- Supplied material:
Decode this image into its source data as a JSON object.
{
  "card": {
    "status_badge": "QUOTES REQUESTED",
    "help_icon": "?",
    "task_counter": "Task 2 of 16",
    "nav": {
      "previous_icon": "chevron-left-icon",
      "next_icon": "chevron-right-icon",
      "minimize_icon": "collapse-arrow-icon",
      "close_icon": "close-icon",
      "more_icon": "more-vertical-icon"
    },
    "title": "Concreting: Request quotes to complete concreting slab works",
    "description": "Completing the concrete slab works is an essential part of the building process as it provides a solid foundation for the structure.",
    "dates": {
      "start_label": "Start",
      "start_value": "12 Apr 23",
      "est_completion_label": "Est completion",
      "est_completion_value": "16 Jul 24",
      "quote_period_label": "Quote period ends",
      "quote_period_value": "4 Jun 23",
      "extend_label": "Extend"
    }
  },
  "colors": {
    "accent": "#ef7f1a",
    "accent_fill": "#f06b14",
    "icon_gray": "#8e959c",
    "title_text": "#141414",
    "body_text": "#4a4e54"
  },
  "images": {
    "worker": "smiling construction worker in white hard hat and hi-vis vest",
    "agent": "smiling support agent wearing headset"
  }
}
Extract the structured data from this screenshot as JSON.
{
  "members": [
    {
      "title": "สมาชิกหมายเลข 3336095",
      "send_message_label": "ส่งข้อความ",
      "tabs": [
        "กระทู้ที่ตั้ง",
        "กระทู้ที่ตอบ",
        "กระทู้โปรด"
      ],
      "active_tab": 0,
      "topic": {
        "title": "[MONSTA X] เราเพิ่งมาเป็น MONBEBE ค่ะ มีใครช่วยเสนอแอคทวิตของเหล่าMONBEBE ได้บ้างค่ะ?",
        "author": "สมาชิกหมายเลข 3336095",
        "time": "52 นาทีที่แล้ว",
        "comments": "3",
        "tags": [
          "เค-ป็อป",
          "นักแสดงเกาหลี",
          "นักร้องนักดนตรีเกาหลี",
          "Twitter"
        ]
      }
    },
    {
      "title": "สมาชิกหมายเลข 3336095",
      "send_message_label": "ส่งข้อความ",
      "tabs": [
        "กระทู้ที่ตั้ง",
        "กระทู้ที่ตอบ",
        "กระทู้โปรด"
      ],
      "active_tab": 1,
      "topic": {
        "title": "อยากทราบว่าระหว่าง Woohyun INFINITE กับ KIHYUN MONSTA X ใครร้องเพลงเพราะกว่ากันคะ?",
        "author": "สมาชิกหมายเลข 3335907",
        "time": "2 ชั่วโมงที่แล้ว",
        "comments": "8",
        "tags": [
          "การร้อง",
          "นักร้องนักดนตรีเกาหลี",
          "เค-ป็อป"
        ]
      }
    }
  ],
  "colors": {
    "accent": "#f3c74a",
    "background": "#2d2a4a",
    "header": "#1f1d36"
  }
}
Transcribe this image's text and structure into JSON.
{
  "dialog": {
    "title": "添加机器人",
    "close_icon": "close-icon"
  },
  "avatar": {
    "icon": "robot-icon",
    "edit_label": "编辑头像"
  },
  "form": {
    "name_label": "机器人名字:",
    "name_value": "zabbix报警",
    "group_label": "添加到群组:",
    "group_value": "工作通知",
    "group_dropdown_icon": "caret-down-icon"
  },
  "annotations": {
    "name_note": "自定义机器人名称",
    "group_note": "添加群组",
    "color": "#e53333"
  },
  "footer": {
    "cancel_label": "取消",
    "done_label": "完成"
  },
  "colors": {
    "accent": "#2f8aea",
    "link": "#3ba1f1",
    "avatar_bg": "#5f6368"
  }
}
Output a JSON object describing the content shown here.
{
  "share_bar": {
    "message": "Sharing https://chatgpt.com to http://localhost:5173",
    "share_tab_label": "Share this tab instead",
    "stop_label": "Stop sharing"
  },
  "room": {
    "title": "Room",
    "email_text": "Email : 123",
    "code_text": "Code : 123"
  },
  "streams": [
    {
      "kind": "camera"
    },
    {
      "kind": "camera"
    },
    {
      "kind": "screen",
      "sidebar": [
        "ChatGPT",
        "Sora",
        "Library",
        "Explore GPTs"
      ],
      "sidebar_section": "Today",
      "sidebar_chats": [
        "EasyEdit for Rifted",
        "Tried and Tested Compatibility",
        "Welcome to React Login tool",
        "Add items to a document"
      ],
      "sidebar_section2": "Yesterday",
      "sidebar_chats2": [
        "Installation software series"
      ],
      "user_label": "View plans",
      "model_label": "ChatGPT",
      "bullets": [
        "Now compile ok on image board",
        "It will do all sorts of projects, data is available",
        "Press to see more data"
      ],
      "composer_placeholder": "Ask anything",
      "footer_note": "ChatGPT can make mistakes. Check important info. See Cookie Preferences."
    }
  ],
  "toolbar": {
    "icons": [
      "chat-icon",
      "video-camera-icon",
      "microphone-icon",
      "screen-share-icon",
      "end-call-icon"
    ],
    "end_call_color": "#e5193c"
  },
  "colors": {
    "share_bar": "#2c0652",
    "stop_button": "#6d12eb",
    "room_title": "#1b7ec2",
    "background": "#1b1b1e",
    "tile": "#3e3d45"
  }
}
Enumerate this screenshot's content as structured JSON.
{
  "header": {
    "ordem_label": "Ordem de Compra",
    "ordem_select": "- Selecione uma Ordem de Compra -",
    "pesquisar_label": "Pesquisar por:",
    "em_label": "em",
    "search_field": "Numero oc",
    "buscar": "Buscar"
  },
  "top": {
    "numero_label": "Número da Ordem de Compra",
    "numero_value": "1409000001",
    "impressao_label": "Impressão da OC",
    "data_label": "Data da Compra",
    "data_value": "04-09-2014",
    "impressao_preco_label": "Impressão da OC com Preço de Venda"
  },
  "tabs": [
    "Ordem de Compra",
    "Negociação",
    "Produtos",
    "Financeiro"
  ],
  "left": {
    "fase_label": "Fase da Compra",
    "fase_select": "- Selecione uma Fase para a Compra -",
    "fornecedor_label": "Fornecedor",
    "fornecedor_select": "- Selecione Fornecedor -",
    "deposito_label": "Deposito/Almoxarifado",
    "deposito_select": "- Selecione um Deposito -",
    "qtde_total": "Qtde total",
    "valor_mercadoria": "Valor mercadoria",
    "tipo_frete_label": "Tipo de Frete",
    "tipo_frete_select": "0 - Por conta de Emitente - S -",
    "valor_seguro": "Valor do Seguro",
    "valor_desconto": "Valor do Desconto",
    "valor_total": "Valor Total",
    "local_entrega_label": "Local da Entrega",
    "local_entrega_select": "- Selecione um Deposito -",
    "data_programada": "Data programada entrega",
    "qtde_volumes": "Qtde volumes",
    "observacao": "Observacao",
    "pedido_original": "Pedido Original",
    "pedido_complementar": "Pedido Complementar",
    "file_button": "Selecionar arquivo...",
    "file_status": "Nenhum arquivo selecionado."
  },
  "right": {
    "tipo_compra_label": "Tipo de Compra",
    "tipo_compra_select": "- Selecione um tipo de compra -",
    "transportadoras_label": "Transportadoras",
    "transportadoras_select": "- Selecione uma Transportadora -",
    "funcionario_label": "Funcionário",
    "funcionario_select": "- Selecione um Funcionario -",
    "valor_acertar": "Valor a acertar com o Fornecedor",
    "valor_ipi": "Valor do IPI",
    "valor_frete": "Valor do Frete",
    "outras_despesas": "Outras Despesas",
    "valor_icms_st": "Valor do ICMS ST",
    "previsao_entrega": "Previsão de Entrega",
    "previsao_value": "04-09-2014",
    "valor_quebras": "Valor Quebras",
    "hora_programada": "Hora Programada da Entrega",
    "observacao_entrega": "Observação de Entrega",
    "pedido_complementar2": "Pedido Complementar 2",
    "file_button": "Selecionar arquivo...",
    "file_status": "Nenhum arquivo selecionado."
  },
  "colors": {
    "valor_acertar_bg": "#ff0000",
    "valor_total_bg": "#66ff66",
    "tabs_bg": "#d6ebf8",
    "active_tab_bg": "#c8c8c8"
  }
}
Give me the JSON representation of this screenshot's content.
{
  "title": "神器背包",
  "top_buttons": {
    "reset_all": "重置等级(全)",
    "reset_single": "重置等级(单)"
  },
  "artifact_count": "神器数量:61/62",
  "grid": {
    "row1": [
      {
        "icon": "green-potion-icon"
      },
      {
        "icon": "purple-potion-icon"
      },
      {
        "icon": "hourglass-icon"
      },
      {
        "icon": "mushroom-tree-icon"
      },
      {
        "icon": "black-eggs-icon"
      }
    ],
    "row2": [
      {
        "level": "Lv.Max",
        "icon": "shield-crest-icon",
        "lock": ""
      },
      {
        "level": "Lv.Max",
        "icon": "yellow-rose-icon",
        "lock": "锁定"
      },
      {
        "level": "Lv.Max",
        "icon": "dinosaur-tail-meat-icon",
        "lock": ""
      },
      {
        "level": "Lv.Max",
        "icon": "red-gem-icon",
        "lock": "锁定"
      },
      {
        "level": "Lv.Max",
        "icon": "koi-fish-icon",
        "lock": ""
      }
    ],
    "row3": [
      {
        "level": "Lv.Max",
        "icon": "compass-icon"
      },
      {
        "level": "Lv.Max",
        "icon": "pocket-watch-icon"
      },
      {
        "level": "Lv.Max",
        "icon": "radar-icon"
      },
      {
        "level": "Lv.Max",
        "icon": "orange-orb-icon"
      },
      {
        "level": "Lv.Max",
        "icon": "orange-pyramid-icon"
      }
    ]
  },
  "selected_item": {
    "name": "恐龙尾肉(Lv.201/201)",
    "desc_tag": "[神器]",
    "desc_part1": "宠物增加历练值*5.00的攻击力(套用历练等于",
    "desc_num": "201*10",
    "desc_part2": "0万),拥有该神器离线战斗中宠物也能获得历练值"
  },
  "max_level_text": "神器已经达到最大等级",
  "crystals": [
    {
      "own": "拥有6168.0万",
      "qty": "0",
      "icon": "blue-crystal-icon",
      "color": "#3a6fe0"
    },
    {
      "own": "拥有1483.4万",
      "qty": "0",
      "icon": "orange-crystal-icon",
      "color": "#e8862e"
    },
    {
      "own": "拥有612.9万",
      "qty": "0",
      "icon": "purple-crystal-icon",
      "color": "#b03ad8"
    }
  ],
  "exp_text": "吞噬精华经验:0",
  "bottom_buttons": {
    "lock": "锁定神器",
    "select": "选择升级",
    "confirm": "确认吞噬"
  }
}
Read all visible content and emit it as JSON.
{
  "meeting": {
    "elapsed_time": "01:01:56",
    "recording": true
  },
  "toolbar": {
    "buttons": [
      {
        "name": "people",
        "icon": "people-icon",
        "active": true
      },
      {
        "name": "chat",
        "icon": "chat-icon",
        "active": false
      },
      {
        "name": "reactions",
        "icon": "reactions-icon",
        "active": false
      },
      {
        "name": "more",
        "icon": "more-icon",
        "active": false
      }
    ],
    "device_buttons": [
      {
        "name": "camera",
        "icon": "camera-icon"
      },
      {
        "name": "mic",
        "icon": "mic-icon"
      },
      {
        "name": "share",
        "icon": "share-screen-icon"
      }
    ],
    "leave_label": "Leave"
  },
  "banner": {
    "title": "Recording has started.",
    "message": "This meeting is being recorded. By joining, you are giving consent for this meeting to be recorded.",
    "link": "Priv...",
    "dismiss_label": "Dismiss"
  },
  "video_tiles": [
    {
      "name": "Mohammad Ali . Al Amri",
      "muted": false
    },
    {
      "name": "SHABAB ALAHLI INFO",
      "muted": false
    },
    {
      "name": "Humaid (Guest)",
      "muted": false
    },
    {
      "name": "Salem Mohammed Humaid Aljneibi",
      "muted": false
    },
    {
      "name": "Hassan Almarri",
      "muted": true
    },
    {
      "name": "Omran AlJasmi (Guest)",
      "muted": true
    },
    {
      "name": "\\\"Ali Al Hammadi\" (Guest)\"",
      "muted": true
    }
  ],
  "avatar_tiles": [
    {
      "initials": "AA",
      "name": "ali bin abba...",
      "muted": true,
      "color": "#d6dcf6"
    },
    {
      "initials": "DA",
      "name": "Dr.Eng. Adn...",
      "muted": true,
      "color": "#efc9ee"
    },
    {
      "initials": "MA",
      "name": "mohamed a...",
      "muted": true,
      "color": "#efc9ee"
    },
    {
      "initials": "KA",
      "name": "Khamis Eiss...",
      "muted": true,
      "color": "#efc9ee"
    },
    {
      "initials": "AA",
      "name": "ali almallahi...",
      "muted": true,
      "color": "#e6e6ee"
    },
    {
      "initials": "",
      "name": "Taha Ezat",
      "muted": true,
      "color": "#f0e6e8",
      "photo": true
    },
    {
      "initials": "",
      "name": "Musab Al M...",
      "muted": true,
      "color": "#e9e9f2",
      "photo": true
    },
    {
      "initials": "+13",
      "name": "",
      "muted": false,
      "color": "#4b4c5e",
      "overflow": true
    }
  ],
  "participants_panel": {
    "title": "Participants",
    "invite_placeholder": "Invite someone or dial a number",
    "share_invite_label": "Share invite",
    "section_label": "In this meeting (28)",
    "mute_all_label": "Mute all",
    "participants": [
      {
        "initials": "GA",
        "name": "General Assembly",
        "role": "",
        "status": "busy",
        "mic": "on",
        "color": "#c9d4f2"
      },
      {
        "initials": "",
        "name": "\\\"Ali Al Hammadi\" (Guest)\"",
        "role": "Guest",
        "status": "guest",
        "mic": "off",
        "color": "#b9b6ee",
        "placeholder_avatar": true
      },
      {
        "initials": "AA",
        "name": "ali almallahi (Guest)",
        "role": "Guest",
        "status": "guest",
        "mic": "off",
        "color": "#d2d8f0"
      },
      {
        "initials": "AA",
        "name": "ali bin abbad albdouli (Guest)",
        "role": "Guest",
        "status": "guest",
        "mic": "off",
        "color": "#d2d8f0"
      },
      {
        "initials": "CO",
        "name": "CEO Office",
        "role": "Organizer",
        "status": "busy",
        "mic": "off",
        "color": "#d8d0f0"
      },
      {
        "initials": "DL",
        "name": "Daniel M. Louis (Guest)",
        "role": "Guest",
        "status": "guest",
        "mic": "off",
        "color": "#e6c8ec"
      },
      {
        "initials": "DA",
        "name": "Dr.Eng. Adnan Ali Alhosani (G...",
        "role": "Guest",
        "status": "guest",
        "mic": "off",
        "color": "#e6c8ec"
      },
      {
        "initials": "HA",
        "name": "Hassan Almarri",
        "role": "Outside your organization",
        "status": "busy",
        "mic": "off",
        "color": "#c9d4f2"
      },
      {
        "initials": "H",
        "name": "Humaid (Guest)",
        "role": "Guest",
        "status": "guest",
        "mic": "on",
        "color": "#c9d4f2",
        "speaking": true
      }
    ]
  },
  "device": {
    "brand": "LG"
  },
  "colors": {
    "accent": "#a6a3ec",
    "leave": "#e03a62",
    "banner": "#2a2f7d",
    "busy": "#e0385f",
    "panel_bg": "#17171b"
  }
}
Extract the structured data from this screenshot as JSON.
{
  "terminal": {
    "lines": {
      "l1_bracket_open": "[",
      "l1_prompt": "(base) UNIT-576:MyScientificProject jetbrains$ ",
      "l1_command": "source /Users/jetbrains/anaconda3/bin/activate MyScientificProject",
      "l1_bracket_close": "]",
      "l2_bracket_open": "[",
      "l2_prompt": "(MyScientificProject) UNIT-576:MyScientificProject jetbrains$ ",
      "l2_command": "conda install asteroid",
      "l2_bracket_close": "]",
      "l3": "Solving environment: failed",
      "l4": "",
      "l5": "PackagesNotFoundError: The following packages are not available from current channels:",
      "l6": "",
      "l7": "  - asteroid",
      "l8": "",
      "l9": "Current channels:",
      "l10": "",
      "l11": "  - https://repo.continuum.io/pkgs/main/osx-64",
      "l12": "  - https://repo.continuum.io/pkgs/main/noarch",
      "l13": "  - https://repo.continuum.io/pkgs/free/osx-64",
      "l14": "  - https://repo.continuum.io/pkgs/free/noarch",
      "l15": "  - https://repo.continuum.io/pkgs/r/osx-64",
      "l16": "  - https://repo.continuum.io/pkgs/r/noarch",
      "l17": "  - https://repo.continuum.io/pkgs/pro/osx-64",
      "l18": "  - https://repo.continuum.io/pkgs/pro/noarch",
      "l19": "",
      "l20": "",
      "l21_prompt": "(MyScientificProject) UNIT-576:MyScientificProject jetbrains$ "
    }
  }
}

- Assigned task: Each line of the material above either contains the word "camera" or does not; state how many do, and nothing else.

- Response to this exercise: 5